 CR BardEarlier this month, Kevin Gross filed an IVC filter lawsuit against C.R. Bard, Inc. and Bard Peripheral Vascular in the United States District Court for the Eastern District of Pennsylvania. The plaintiff, a resident of North Wales, Pennsylvania, near Philadelphia, allegedly suffered serious injury from a vena cava filter manufactured by the defendant.

According to the complaint, in September 2012, the plaintiff had a Bard G2 IVC filter placed at Philadelphia’s Thomas Jefferson Hospital. It was later discovered that the filter had migrated within the vein and caused a perforation.

The plaintiff was injured by the vein perforation and required a difficult surgery to repair the vein. The surgery was also intended to remove the device, but the filter could not be extracted. Now Gross argues he will be exposed to a lifetime of risk and require ongoing monitoring.

Bard filters linked with high complication rates

The Inferior vena cava (IVC) is a large vein in the abdomen that carries blood from the lower body to the heart and lungs. IVC filters were introduced in the 1960s to treat patients who cannot take blood thinners and the designs have periodically changed over the past five decades. IVC filters typically look like small metal spiders. They work by catching blood clots, also called thrombi, in the cage area that is formed where the metal legs are joined so that they cannot reach the heart or lungs.

When they first reached the market, IVC filters were designed to be placed permanently. Similar designs by other manufacturers have proven to be low risk. But Bard’s G2 Filter, and its predecessor Recovery Filter, are the exception. They were each designed to be placed temporarily and removed once the risk of blood clots had passed. Their design and construction has proven to be too weak for long-term use, and according to some studies, between 20% and 31% of recipients experience a complication.

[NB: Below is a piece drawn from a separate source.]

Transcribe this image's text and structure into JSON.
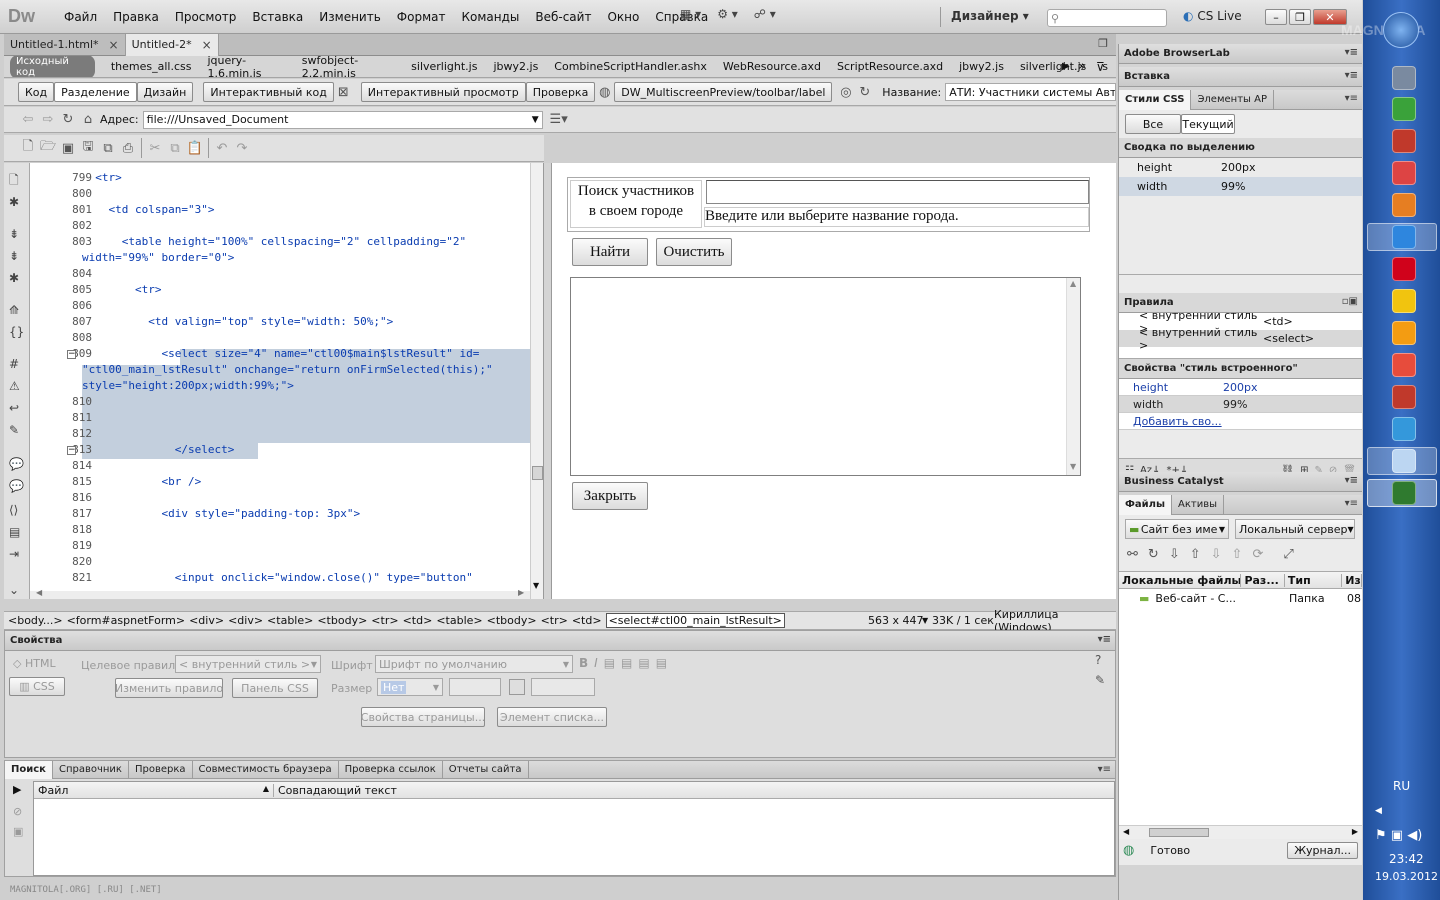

Bard allegedly had knowledge of IVC filter defects

According to the Gross complaint, the Recovery Filter comes with a significantly higher failure rate than other similar devices on the market. It goes on to state that shortly after its entry, Bard began receiving reports of the device fracturing, tilting in the IVC, and migrating. In early 2005, Bard silently withdrew the device from the market but did not announce a recall to alert affected consumers. It redesigned the filter and released its second generation design, the G2 Filter. The G2 allegedly suffers from the same design and manufacturing defects as the Recovery.

Gross seeks compensation for past and future damages incurred as an alleged result of the Bard IVC filter. He also requests that the case be conditionally transferred to the multidistrict litigation (MDL) that has been created in the District Court of Arizona for claims related to Bard IVC Filters. The MDL currently contains over 100 federal lawsuits pending against Bard alleging that its IVC filters have caused harm.

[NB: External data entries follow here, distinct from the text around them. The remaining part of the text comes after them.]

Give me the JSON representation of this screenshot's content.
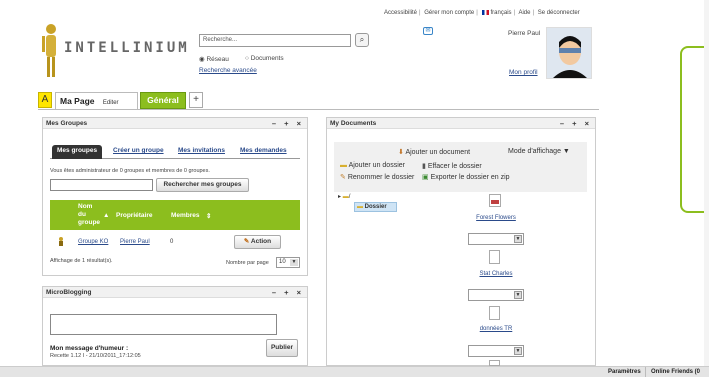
{
  "top_links": {
    "accessibility": "Accessibilité",
    "account": "Gérer mon compte",
    "language": "français",
    "help": "Aide",
    "logout": "Se déconnecter"
  },
  "logo_text": "INTELLINIUM",
  "search": {
    "placeholder": "Recherche...",
    "icon": "search-icon",
    "radio_network": "Réseau",
    "radio_documents": "Documents",
    "advanced": "Recherche avancée"
  },
  "user": {
    "name": "Pierre Paul",
    "profile_link": "Mon profil"
  },
  "tabs": {
    "a": "A",
    "ma_page": "Ma Page",
    "edit": "Editer",
    "general": "Général",
    "add": "+"
  },
  "groups_panel": {
    "title": "Mes Groupes",
    "controls": "– + ×",
    "tabs": [
      "Mes groupes",
      "Créer un groupe",
      "Mes invitations",
      "Mes demandes"
    ],
    "info": "Vous êtes administrateur de 0 groupes et membres de 0 groupes.",
    "search_button": "Rechercher mes groupes",
    "columns": {
      "name": "Nom du groupe",
      "owner": "Propriétaire",
      "members": "Membres"
    },
    "rows": [
      {
        "name": "Groupe KO",
        "owner": "Pierre Paul",
        "members": "0",
        "action": "Action"
      }
    ],
    "footer": "Affichage de 1 résultat(s).",
    "per_page_label": "Nombre par page",
    "per_page": "10"
  },
  "micro_panel": {
    "title": "MicroBlogging",
    "controls": "– + ×",
    "mood_label": "Mon message d'humeur :",
    "mood_meta": "Recette 1.12 I - 21/10/2011_17:12:05",
    "publish": "Publier"
  },
  "docs_panel": {
    "title": "My Documents",
    "controls": "– + ×",
    "add_doc": "Ajouter un document",
    "display_mode": "Mode d'affichage ▼",
    "add_folder": "Ajouter un dossier",
    "delete_folder": "Effacer le dossier",
    "rename_folder": "Renommer le dossier",
    "export_zip": "Exporter le dossier en zip",
    "tree_root": "/",
    "tree_folder": "Dossier",
    "files": [
      "Forest Flowers",
      "Stat Charles",
      "données TR"
    ]
  },
  "bottom_bar": {
    "settings": "Paramètres",
    "online": "Online Friends (0"
  },
  "colors": {
    "accent_green": "#8cbe1e",
    "tab_yellow": "#ffe600",
    "link": "#2a4a8a"
  }
}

  1. UW Medicine, Inferior Vena Cava (IVC) Filter Replacement or Removal, IVC filters

  2. Medscape, FDA Warns of Adverse Events With Inferior Vena Cava Filters,

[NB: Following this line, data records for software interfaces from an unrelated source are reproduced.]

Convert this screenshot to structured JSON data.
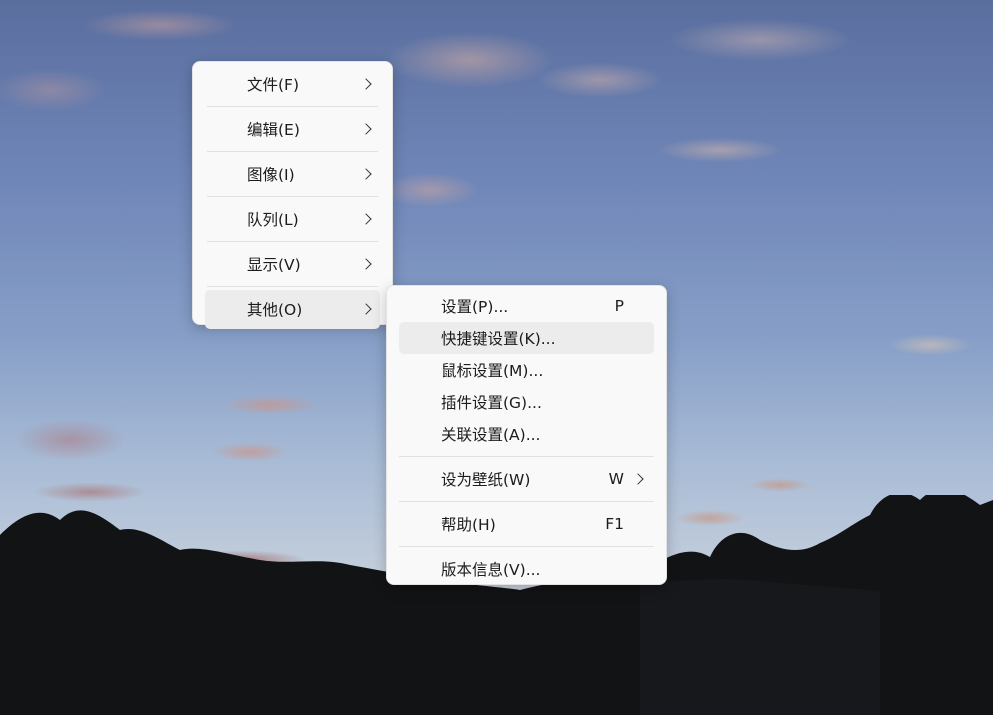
{
  "main_menu": {
    "items": [
      {
        "label": "文件(F)"
      },
      {
        "label": "编辑(E)"
      },
      {
        "label": "图像(I)"
      },
      {
        "label": "队列(L)"
      },
      {
        "label": "显示(V)"
      },
      {
        "label": "其他(O)"
      }
    ]
  },
  "sub_menu": {
    "items": [
      {
        "label": "设置(P)...",
        "accel": "P"
      },
      {
        "label": "快捷键设置(K)..."
      },
      {
        "label": "鼠标设置(M)..."
      },
      {
        "label": "插件设置(G)..."
      },
      {
        "label": "关联设置(A)..."
      },
      {
        "label": "设为壁纸(W)",
        "accel": "W"
      },
      {
        "label": "帮助(H)",
        "accel": "F1"
      },
      {
        "label": "版本信息(V)..."
      }
    ]
  },
  "icons": {
    "submenu_arrow": "chevron-right-icon"
  },
  "colors": {
    "menu_bg": "#f9f9f9",
    "highlight": "#ececec",
    "text": "#1c1c1c",
    "separator": "#e1e1e1"
  }
}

  3. NBC News, Did Manufacturer of Medical Device Linked to 27 Deaths Ignore Safety Concerns?,